The New Zealand dollar on the other hand completely shrugged off the Reserve Bank of New Zealand’s cautious monetary policy outlook. Interest rates were left unchanged and in their statement, the RBNZ specifically said that headline inflation will decline in the coming quarters and for that reason policy will remain accommodative for a considerable period. These dovish comments should have driven NZD/USD lower and it did initially but it wasn’t long before the currency bounced off its lows as the U.S. dollar descended from its highs. No major data from New Zealand is scheduled for release next week so NZD will most likely take its cue from the market’s appetite for Australian and U.S. dollars along with the next dairy auction.
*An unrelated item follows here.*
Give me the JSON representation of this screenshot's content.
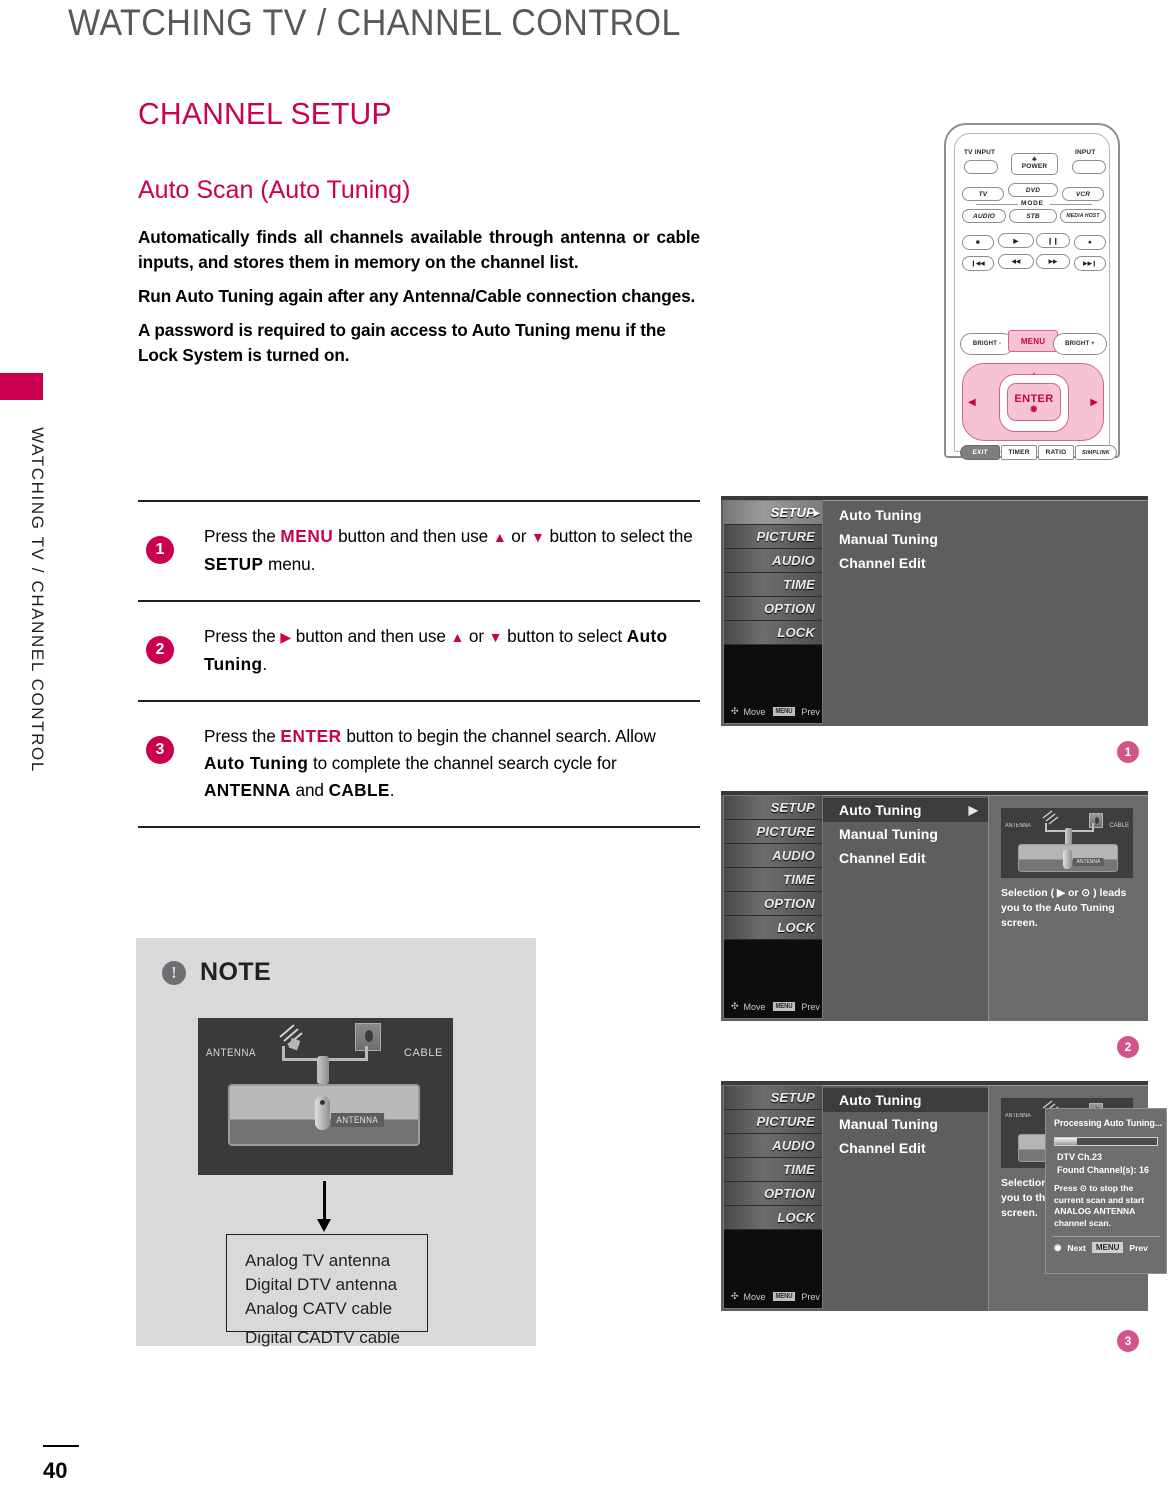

Of the 3 commodity currencies, the biggest story this past week was in Canada. Since the last monetary policy meeting, investors have been looking for another rate hike from the Bank of Canada this year. Their expectations were fueled by hawkish comments from Finance Minister Morneau who said Canada can continue to do well at these dollar levels and higher interest rates are expected given the performance of the economy. However Bank of Canada Governor Poloz halted the rally and sent the loonie tumbling when he indicated that another rate hike was not a done deal. The BoC head said there is no predetermined path for Canada interest rates and they won’t be mechanical on rates because inflation and wage growth is slower than they anticipated. They plan to proceed cautiously which basically means there will be no rate hike in October and a lower chance of tightening in December. The BoC is not happy with the rise in the currency and with supply growth likely to restrain inflation, the mere suggestion that they could be done tightening for the year was enough to send USD/CAD above 1.25. Although USD/CAD recovered those losses softer GDP growth and the decline in Canadian yields should catch up to the currency. Canadian labor market numbers are due for release in the coming week along with the IVEY PMI report and retail sales.